You can stand on one leg to check your balance as follows:

Stand straight, close your eyes, put your hands together or fold your arms in front of your chest, keep the left leg still, place right foot on the inner thigh above the left knee. After standing in position, open your eyes.

  • If you can stand still: the balance of your body is good.
  • If you fall down: the balance of the body is in disorder. This phenomenon is related to the cerebellum or vestibular nerve.

Standing on one leg and body temperature

In nature, we see the phenomenon of the birds pulling one leg up while sleeping during the night when the weather gets colder.

When it is cold at night, people in bed often bend their legs and feel warmer. The verse: ‘Manage well with little food to be full, bend your body to be warm (Learn to live simply)’, is the unique lesson from our ancestor.

According to oriental study of the Yijing (or Classic of Changes), Lí trigram is of fire nature, generating heat. The image of Lí represents a person bending his knee or a bird with one leg up. In this position, Lí will generate Fire (heat) to give warmth, help raise body temperature and fight against the cold outside.

On cold days and nights, blood circulation does not circulate well leading to congestion. Contraction of blood vessels can lead to higher blood pressure, increases the risk of stroke. In this weather, it is best to practice standing on one leg every night to check if your blood circulation is good or not. If it is good, lucky for you.

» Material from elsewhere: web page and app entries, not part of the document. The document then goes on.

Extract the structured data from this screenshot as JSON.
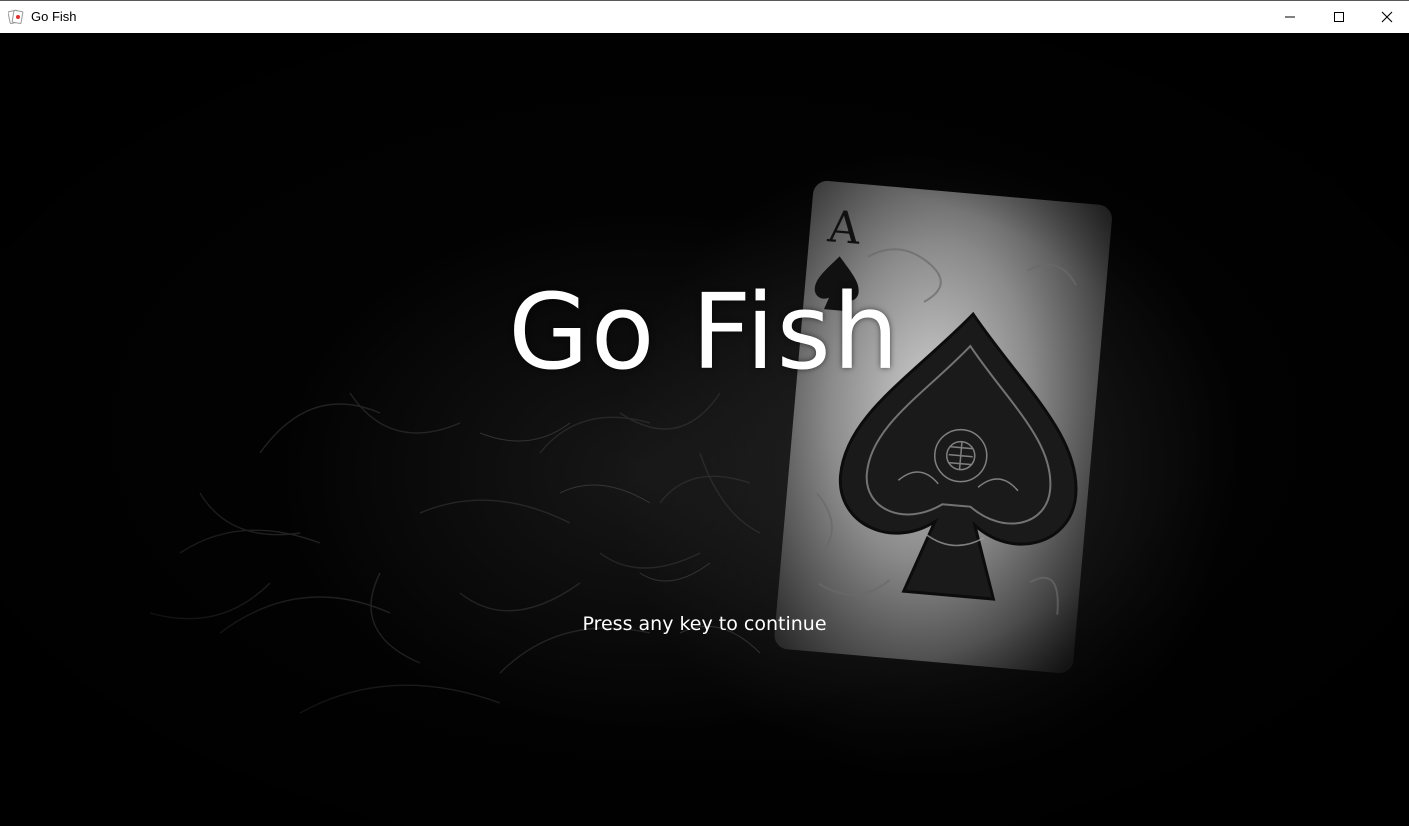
{
  "window": {
    "title": "Go Fish",
    "icon": "playing-cards-icon",
    "controls": [
      "minimize-icon",
      "maximize-icon",
      "close-icon"
    ]
  },
  "splash": {
    "title": "Go Fish",
    "prompt": "Press any key to continue"
  },
  "card": {
    "rank": "A",
    "suit": "spade"
  }
}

If it is not good or bad, you should exercise to improve circulation and balance by standing on one leg. Stand for 1 minute, then switch to the other leg. Do it for about five minutes a day in the evening (if you can, practice both in the morning and evening). It will help you keep warm, promote blood circulation and adjust the balance of your body.

A few minutes with a simple stance can bring great benefits to your life, so why not start practicing?

This content is also available in: Tiếng Việt

Previous articleSpicy Grilled Squid
Next articleOf Art and Chocolate

Discover

Bài Liên Quan

Persimmon Power

Persimmon trees, also known as Diospyros kaki, belong to the Diospyros family. These trees exist mostly in temperate zones but, when...

Cool Health Benefits of Pennywort

Dizzied by the broiling sun, we find relief  inside and out by drinking ground pennywort smoothies. Besides its cooling functions the plant...

Benefits of Artichoke

Tourists visiting Da Lat on holidays tend to bring back artichokes as gifts for their acquaintances. However, few people make the best...

Health Canada authorizes first blood tests to detect COVID-19 antibodies

In a statement released on May 12, Health Canada has announced that it has authorized the first use of blood tests, known...

Salmon and Your Health

Salmon is widely understood to be a nutritious food. However, there little known advantages to eating moderate amounts of this fish.

Home Inspection for House Owners

Michael Phan is a professional home inspector who founded Viet Home Inspection....

Memories of Japan

At the end of April in 2019, I was lucky enough to afford a one-week vacation in Tokyo, Japan. In that...

This content is also available in: Tiếng Việt